Reports of suspected and confirmed Ebola patients going missing continue to fill the news this weekend with the Business Insider reporting more escapes in Liberia and the Hindustantimes reporting a missing engineer in India who was flagged by a fever scanner while entering the country. There have already been several reports of runaways during the last few days which will without doubt raise fears among the general public.

It is important to keep in mind that many of the suspected cases are likely false alarms. Airport screening techniques cannot verify the type of infection a passenger has, only that the patient has a fever and may be ill. With the current outbreak many airports have begun to monitor their entry points more closely and are, as a precaution, isolating and testing any passengers that have a fever or other potential symptoms.

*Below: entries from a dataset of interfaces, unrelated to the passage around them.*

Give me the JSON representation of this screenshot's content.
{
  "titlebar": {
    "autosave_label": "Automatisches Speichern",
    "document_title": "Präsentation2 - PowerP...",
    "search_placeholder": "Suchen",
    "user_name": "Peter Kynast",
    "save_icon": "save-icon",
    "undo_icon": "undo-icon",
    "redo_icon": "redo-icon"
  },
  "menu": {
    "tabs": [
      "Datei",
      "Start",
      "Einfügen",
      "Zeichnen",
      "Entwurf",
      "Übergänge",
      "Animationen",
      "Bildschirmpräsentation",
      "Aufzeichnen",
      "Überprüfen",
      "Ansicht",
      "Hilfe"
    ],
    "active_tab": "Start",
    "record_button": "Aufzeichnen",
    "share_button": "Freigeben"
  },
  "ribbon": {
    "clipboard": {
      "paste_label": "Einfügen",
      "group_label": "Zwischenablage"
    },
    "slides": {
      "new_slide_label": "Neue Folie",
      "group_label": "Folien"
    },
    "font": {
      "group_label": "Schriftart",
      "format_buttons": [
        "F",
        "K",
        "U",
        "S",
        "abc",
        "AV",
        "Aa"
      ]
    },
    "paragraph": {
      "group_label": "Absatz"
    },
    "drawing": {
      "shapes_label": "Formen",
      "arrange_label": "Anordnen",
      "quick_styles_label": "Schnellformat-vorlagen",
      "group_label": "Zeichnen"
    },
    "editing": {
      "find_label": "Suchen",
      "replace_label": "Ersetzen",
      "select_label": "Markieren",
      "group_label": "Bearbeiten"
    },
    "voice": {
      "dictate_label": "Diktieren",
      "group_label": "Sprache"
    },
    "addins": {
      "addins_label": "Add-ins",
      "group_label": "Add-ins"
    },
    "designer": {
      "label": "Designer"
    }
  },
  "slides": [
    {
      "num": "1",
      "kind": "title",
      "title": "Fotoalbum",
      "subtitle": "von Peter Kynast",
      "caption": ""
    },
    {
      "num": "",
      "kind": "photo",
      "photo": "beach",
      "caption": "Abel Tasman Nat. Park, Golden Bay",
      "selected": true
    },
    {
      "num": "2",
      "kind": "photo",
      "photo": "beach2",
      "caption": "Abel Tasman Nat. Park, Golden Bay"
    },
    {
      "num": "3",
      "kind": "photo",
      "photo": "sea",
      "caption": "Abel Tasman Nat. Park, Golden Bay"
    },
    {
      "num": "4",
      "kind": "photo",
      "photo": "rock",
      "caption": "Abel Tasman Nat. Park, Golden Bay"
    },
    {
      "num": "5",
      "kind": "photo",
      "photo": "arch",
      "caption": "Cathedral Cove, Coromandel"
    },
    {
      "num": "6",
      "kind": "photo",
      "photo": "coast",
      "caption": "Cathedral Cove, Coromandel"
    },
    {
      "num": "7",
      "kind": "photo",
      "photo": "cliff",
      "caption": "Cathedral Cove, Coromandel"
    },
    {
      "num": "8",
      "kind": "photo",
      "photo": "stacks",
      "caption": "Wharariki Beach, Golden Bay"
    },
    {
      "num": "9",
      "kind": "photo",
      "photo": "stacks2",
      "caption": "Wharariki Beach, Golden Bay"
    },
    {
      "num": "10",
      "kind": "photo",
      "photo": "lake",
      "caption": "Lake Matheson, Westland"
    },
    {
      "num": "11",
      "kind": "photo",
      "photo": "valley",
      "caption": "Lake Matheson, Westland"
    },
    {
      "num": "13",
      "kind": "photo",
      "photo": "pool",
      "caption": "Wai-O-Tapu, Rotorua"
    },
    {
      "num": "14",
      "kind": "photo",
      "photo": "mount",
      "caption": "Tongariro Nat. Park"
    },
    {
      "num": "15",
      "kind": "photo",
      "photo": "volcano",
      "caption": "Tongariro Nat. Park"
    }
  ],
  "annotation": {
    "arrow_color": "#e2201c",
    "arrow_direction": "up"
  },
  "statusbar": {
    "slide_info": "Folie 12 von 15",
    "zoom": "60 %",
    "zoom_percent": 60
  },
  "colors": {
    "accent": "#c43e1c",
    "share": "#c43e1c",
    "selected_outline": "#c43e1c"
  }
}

In some cases confirmed Ebola patients are refusing to cooperate with treatment protocols creating a far more terrifying situation. A confirmed Ebola patient moving around a town or city could spell disaster and as such governments are deploying teams of experts to manage local fears as well recover skeptical patients which in itself creates panic within affected areas. The image of a trained medical team in biohazard suits escorted by military personnel entering a small village or town is certainly not going to provide comfort to the local community even if the intentions are good.

In many of the current outbreak regions there is an inherent fear of western medicine fueled by the historical legacy within these regions. That, coupled with severe challenges in access to education and other communications has made it difficult for governments within the affected areas to spread information about proper management to avoid an epidemic. However in one instance, Uganda, early education had a positive effect but critics have pointed a finger at other governments for not acting soon enough.